Task statement: Go through the data below and copy each line that includes "dropdown".

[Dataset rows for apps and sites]
● ● ●
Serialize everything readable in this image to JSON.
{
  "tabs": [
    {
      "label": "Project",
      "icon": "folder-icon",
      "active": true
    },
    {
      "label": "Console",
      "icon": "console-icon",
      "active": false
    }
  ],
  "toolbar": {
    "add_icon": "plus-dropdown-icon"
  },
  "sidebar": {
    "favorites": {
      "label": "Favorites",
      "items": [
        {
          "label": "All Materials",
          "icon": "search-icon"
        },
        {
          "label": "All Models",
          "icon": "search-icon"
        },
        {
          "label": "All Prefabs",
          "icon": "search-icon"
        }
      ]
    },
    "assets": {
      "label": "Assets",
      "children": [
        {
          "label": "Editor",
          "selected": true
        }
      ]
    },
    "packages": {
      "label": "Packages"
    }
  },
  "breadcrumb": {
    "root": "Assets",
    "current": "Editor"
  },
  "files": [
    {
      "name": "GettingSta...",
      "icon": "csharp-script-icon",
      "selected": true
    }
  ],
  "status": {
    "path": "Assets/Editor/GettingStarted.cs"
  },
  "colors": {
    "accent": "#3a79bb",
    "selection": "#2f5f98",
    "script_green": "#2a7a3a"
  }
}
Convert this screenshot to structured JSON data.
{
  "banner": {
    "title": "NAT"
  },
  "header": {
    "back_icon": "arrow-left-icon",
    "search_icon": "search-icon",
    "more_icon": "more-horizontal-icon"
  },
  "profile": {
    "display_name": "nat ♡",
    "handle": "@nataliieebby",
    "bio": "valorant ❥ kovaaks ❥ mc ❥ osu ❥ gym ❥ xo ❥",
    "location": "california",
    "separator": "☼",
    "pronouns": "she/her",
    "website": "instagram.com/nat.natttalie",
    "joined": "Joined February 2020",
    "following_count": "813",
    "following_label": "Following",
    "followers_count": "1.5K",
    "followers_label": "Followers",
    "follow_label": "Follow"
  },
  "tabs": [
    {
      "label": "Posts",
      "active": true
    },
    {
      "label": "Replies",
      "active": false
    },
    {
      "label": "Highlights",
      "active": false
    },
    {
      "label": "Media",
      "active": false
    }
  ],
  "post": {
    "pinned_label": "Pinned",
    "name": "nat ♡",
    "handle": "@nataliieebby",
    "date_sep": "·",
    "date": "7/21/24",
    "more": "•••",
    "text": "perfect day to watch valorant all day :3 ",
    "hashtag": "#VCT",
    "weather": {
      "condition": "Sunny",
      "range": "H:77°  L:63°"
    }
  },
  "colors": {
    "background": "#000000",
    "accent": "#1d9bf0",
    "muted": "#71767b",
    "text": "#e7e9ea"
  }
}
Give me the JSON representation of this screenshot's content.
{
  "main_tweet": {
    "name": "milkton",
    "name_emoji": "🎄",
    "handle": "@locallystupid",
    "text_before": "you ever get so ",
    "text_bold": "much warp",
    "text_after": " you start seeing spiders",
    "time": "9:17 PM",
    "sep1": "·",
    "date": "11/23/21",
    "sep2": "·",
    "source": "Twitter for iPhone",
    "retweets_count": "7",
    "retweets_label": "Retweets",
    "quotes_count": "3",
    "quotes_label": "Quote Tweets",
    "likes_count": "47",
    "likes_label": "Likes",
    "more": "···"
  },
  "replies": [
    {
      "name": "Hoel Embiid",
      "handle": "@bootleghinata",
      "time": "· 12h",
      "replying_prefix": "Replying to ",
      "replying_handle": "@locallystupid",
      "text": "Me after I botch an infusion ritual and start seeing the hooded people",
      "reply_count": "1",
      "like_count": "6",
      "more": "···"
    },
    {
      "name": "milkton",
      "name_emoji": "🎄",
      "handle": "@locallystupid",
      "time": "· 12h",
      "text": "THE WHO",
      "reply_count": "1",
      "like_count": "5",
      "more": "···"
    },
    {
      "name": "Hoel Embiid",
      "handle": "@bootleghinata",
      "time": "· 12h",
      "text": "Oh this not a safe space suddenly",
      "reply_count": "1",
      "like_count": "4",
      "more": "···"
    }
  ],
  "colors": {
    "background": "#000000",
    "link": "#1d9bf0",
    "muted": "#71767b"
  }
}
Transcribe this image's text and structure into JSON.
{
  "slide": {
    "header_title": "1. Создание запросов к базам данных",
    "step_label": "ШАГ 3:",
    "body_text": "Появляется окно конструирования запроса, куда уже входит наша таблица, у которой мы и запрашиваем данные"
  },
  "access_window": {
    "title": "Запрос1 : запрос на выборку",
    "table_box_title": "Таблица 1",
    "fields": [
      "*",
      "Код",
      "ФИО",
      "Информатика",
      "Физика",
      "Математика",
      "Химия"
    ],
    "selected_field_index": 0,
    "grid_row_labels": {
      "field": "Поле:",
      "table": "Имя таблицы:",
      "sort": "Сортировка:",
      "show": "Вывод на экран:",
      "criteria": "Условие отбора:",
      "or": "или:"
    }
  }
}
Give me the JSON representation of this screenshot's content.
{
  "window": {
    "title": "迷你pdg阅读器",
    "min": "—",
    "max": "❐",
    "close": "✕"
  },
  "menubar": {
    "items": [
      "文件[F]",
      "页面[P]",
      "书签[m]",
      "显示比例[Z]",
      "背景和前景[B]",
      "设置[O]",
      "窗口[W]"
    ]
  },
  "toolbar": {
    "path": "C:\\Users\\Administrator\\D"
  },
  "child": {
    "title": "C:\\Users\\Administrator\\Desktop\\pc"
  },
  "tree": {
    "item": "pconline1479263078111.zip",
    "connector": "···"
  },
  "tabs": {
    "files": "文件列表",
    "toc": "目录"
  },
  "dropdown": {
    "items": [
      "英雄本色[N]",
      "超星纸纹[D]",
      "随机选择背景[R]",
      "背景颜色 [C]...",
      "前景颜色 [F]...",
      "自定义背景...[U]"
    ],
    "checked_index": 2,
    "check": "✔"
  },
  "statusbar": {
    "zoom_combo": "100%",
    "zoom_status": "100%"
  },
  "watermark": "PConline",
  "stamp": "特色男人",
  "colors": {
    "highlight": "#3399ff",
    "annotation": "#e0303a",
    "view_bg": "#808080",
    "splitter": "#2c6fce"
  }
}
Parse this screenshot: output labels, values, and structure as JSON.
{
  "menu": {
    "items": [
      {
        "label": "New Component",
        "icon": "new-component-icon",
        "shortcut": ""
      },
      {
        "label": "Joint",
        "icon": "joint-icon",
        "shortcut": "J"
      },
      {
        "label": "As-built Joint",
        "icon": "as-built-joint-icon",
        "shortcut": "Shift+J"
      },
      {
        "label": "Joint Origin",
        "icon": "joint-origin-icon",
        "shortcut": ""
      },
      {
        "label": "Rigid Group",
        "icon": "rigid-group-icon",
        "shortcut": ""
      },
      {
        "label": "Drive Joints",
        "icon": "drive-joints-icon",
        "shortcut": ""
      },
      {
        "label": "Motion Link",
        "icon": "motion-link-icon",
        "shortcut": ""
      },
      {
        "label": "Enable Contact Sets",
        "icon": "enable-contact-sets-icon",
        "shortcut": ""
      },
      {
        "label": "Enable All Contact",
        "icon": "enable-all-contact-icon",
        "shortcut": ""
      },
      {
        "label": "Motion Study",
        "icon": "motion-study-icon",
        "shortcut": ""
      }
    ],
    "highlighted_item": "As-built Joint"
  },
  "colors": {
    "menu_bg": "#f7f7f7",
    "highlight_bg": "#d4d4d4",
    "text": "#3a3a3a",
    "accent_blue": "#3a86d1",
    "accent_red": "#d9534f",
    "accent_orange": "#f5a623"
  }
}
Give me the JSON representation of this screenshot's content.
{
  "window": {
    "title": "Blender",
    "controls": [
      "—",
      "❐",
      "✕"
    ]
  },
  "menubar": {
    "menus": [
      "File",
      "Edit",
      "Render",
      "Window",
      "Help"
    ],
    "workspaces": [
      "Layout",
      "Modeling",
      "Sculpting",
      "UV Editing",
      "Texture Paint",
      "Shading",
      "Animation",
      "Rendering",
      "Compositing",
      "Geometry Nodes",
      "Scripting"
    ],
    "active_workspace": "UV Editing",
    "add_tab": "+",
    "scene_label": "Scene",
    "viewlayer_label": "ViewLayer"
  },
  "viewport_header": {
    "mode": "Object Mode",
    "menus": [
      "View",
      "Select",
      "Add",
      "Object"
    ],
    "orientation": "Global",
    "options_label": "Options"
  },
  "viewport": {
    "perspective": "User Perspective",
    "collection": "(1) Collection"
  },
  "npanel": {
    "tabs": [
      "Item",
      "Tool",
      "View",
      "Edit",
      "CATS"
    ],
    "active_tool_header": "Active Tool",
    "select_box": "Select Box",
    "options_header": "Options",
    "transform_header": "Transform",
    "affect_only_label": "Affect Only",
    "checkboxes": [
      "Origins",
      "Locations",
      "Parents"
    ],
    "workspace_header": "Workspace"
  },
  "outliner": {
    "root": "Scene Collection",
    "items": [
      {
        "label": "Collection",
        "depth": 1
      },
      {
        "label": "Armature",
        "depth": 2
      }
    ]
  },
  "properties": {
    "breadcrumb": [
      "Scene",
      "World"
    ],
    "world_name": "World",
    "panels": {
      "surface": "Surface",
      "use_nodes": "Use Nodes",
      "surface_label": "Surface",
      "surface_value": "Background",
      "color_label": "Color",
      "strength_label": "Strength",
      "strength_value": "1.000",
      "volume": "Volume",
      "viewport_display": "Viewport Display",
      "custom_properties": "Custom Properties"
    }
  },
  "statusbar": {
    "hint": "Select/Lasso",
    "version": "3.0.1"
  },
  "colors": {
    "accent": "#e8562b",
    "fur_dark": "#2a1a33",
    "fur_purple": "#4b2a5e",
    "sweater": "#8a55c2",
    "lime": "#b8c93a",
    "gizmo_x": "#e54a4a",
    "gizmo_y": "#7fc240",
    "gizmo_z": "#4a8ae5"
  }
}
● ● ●
Solved problem:
    "add_icon": "plus-dropdown-icon"
  "dropdown": {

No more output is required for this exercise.